Researchers developed a new, biomaterials-based system that takes a soft approach to improving cell manufacturing and may bring new hope to cancer patients for T-cell therapy. The study findings were published in Advanced Biosystems.
T cells play a key role in the body's immune response against pathogens. As a new class of therapeutic approaches, T cells are being harnessed to fight cancer, promising more precise, longer-lasting mitigation than traditional, chemical-based approaches.
A current bottleneck in the approaches and other Adoptive T-cell Therapies (ACTs) is the production of sufficient numbers of high-quality T cells. As a starting material, cells are isolated from the patient and then modified and grown outside the body in a bioreactor.
In addition to technical challenges faced inconsistent production of cells, T cells from patients undergoing treatment for cancer often show reduced function due to the disease, and are particularly difficult to grow.
The team has developed a new method for improving T-cell manufacture by focusing on the materials involved in this process. The team include immune engineering and smart biomaterial design and they used a polymer mesh to activate the T cells.
The report shows that this soft mesh material increases the number of functional cells that can be produced in a single step. In fact, the system provided nearly an order of magnitude more cells in a single process.
The team has been able to expand cells isolated from patients undergoing treatment for leukaemia. These cells are often very difficult to activate and expand, and this has been a barrier to using cellular immunotherapy for the people who need it.
In testing the effect of a softer material on T-cell production, the team was inspired by the field of mechanobiology. Researchers have known that other cell types can sense the mechanical stiffness of a material.
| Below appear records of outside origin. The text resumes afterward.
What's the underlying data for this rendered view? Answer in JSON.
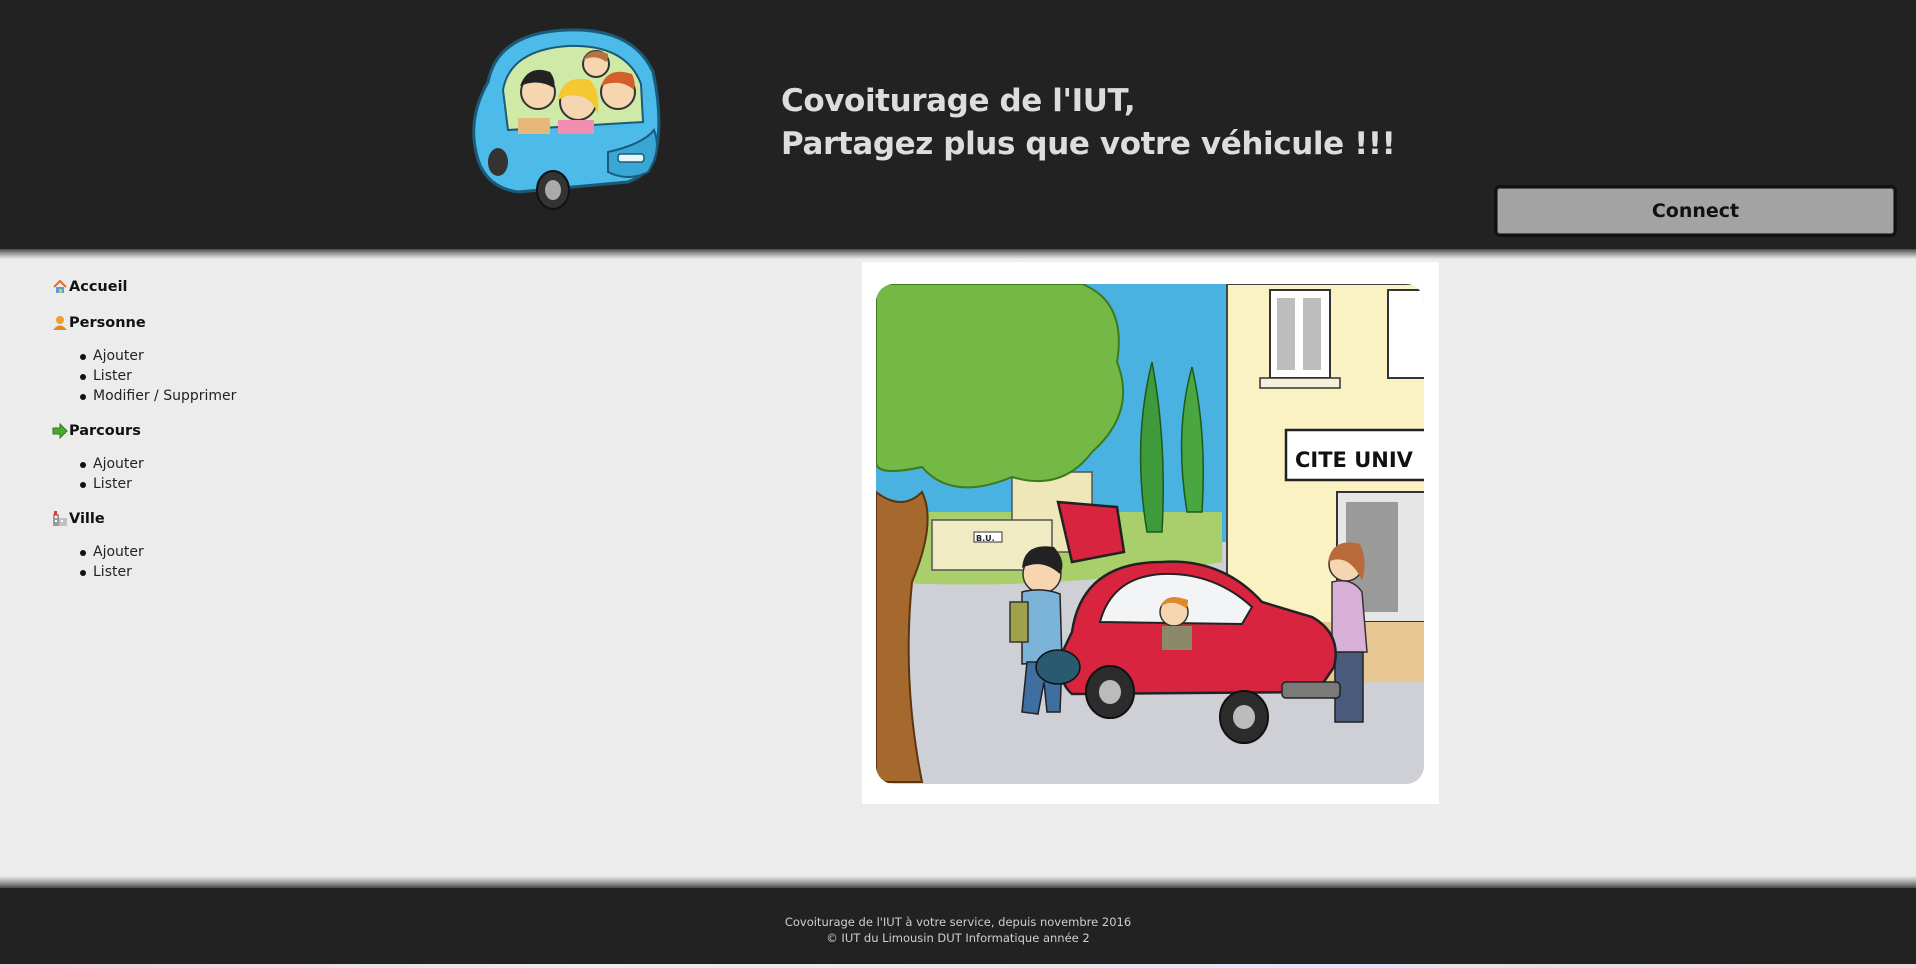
{
  "header": {
    "title_line1": "Covoiturage de l'IUT,",
    "title_line2": "Partagez plus que votre véhicule !!!",
    "logo_icon": "carpool-car-logo",
    "connect_label": "Connect"
  },
  "sidebar": {
    "sections": [
      {
        "label": "Accueil",
        "icon": "home-icon",
        "items": []
      },
      {
        "label": "Personne",
        "icon": "person-icon",
        "items": [
          "Ajouter",
          "Lister",
          "Modifier / Supprimer"
        ]
      },
      {
        "label": "Parcours",
        "icon": "arrow-icon",
        "items": [
          "Ajouter",
          "Lister"
        ]
      },
      {
        "label": "Ville",
        "icon": "city-icon",
        "items": [
          "Ajouter",
          "Lister"
        ]
      }
    ]
  },
  "main": {
    "image_sign_text": "CITE UNIV",
    "image_small_sign": "B.U."
  },
  "footer": {
    "line1": "Covoiturage de l'IUT à votre service, depuis novembre 2016",
    "line2": "© IUT du Limousin DUT Informatique année 2"
  },
  "colors": {
    "header_bg": "#222222",
    "page_bg": "#ececec",
    "title_text": "#dddddd",
    "button_bg": "#a3a3a3",
    "car_red": "#d9243f",
    "car_blue": "#45b8e8"
  }
}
For example, the rigidity of a material used to culture stem cells can direct differentiation, with a softer material promoting the production of the neuron while a stiffer substrate encourages bone cell differentiation. This effect can be as strong as the chemicals normally used to direct differentiation. However, a similar effect was unexpected in T cells for activation.
This makes sense for cells normally involved in force-related activities, like muscle cells or fibroblasts that are involved in wound closure and healing. For the first time, the team explored the possibility for T cells, which are not associated with such functions.
The experiment discovered that T-cells can sense the mechanical rigidity of the materials commonly used in the laboratory. To turn this into a clinically useful system, the researchers created a microfiber-based platform.
Beyond simplifying the process of cell expansion and improving T-cells expansion, the team envision that the mesh platform will have applications beyond immunotherapy. They are refining their platform and exploring how T cells from cancer patients respond to their materials. It was exciting to see how these bioinspired matrices can direct cell function and be successfully used for T-cell therapy.